**DATA EXTRACTS:**
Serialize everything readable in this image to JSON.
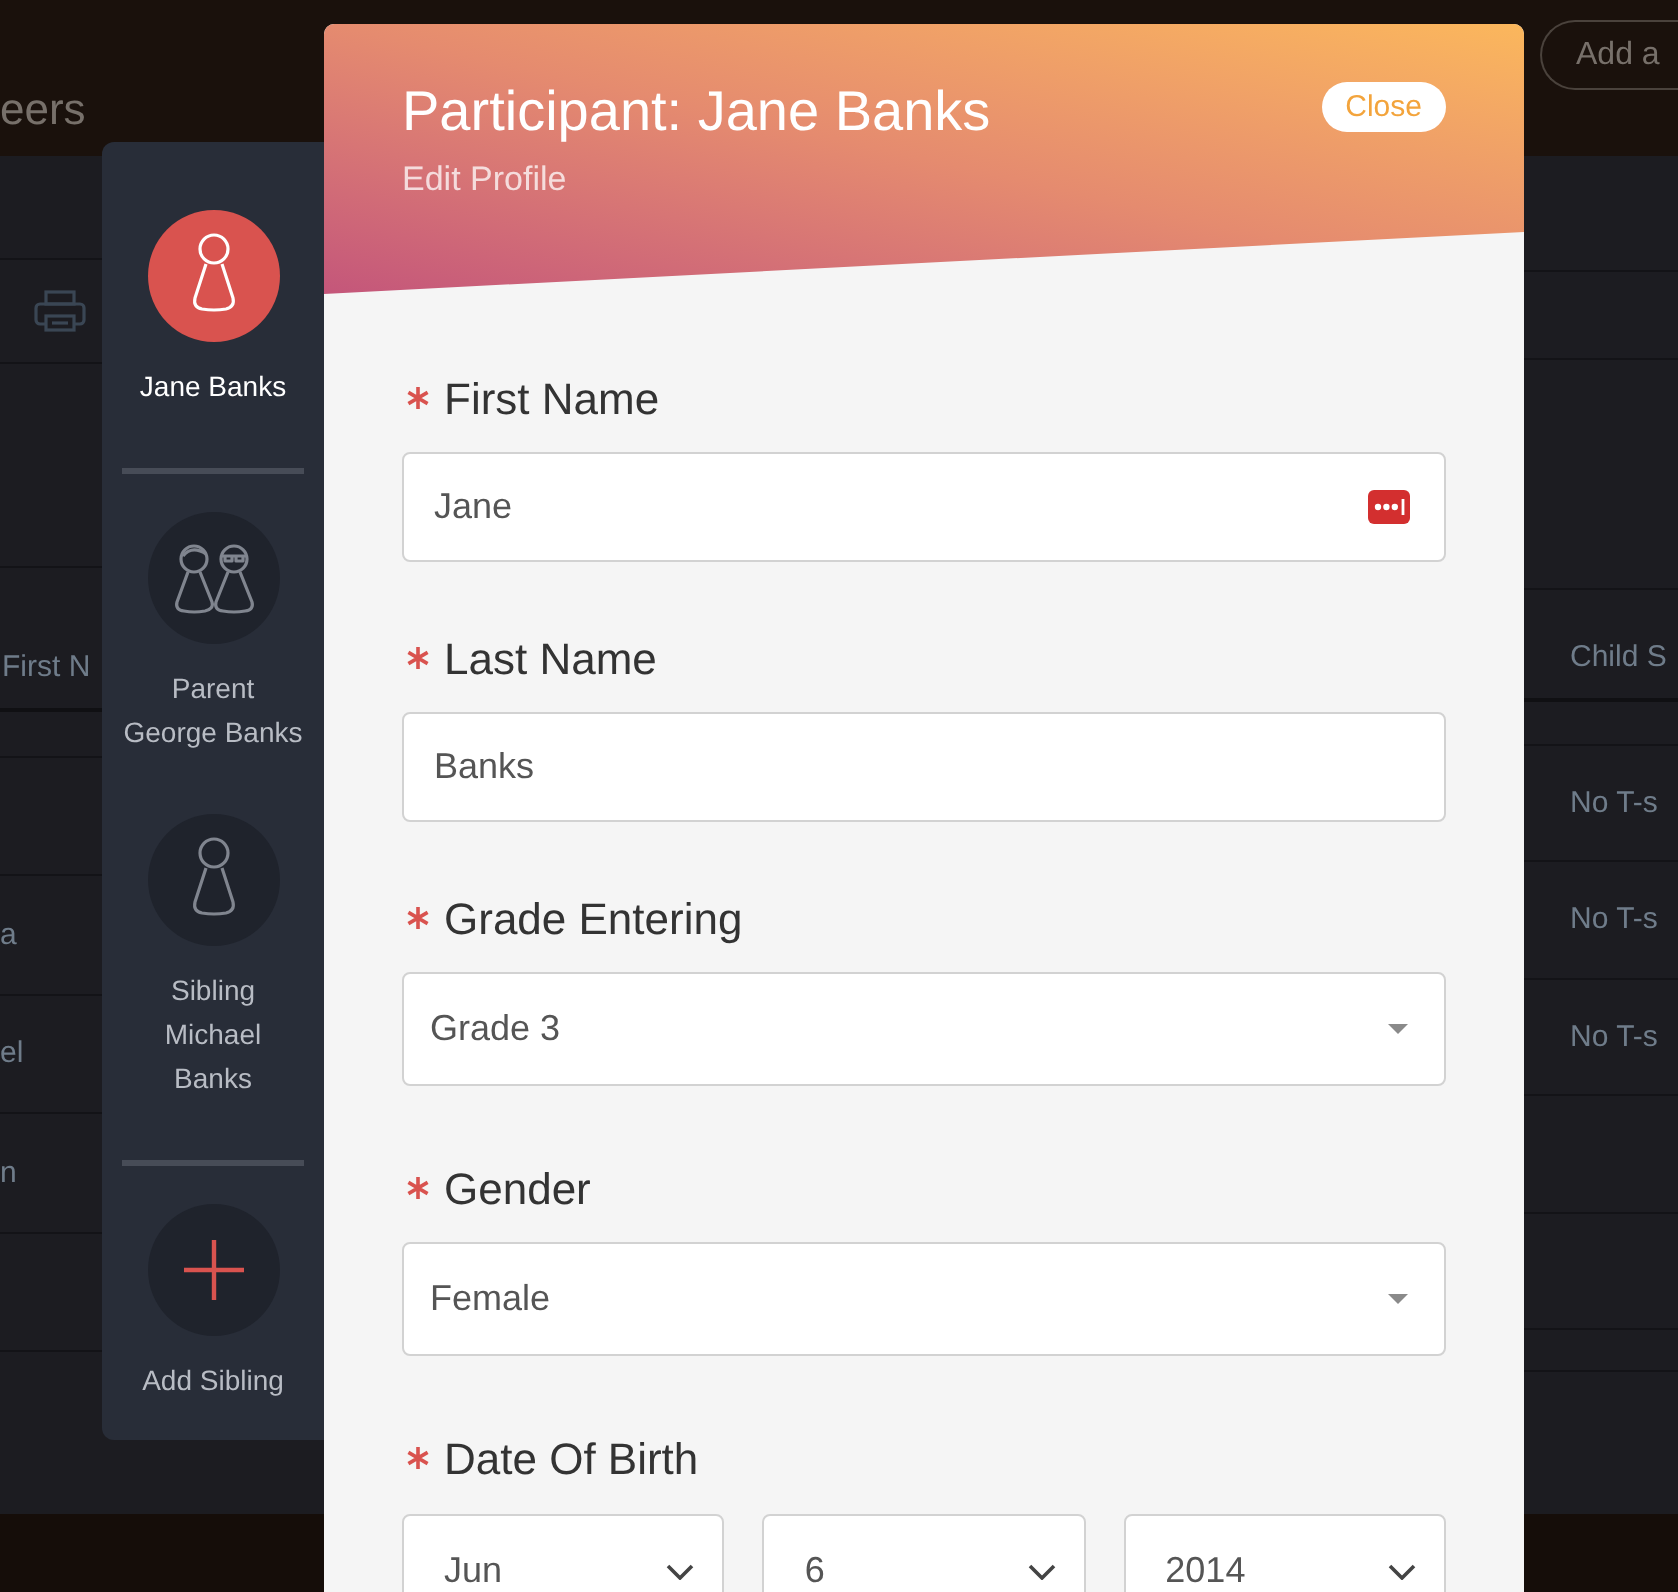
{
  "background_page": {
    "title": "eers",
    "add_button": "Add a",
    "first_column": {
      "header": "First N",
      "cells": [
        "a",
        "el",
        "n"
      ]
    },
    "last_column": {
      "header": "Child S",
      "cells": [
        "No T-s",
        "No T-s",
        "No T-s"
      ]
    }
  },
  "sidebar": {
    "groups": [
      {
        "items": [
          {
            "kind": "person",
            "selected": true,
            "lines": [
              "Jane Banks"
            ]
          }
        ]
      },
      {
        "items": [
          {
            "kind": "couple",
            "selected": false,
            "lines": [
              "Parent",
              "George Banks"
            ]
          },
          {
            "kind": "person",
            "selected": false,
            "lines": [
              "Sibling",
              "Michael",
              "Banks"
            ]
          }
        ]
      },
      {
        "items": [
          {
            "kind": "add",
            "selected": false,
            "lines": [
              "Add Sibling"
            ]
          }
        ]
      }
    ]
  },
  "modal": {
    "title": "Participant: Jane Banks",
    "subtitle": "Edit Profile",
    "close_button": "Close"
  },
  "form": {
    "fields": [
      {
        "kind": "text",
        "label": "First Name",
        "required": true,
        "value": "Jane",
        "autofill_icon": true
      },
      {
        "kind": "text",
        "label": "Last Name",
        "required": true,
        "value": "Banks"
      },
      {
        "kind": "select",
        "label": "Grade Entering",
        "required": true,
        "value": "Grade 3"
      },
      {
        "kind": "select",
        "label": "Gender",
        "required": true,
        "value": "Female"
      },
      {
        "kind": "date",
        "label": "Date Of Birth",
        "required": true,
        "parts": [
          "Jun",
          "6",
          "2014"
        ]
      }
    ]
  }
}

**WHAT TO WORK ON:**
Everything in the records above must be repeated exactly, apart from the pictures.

**RESULT OF THE TASK:**
Serialize everything readable in this image to JSON.
{
  "background_page": {
    "title": "eers",
    "add_button": "Add a",
    "first_column": {
      "header": "First N",
      "cells": [
        "a",
        "el",
        "n"
      ]
    },
    "last_column": {
      "header": "Child S",
      "cells": [
        "No T-s",
        "No T-s",
        "No T-s"
      ]
    }
  },
  "sidebar": {
    "groups": [
      {
        "items": [
          {
            "kind": "person",
            "selected": true,
            "lines": [
              "Jane Banks"
            ]
          }
        ]
      },
      {
        "items": [
          {
            "kind": "couple",
            "selected": false,
            "lines": [
              "Parent",
              "George Banks"
            ]
          },
          {
            "kind": "person",
            "selected": false,
            "lines": [
              "Sibling",
              "Michael",
              "Banks"
            ]
          }
        ]
      },
      {
        "items": [
          {
            "kind": "add",
            "selected": false,
            "lines": [
              "Add Sibling"
            ]
          }
        ]
      }
    ]
  },
  "modal": {
    "title": "Participant: Jane Banks",
    "subtitle": "Edit Profile",
    "close_button": "Close"
  },
  "form": {
    "fields": [
      {
        "kind": "text",
        "label": "First Name",
        "required": true,
        "value": "Jane",
        "autofill_icon": true
      },
      {
        "kind": "text",
        "label": "Last Name",
        "required": true,
        "value": "Banks"
      },
      {
        "kind": "select",
        "label": "Grade Entering",
        "required": true,
        "value": "Grade 3"
      },
      {
        "kind": "select",
        "label": "Gender",
        "required": true,
        "value": "Female"
      },
      {
        "kind": "date",
        "label": "Date Of Birth",
        "required": true,
        "parts": [
          "Jun",
          "6",
          "2014"
        ]
      }
    ]
  }
}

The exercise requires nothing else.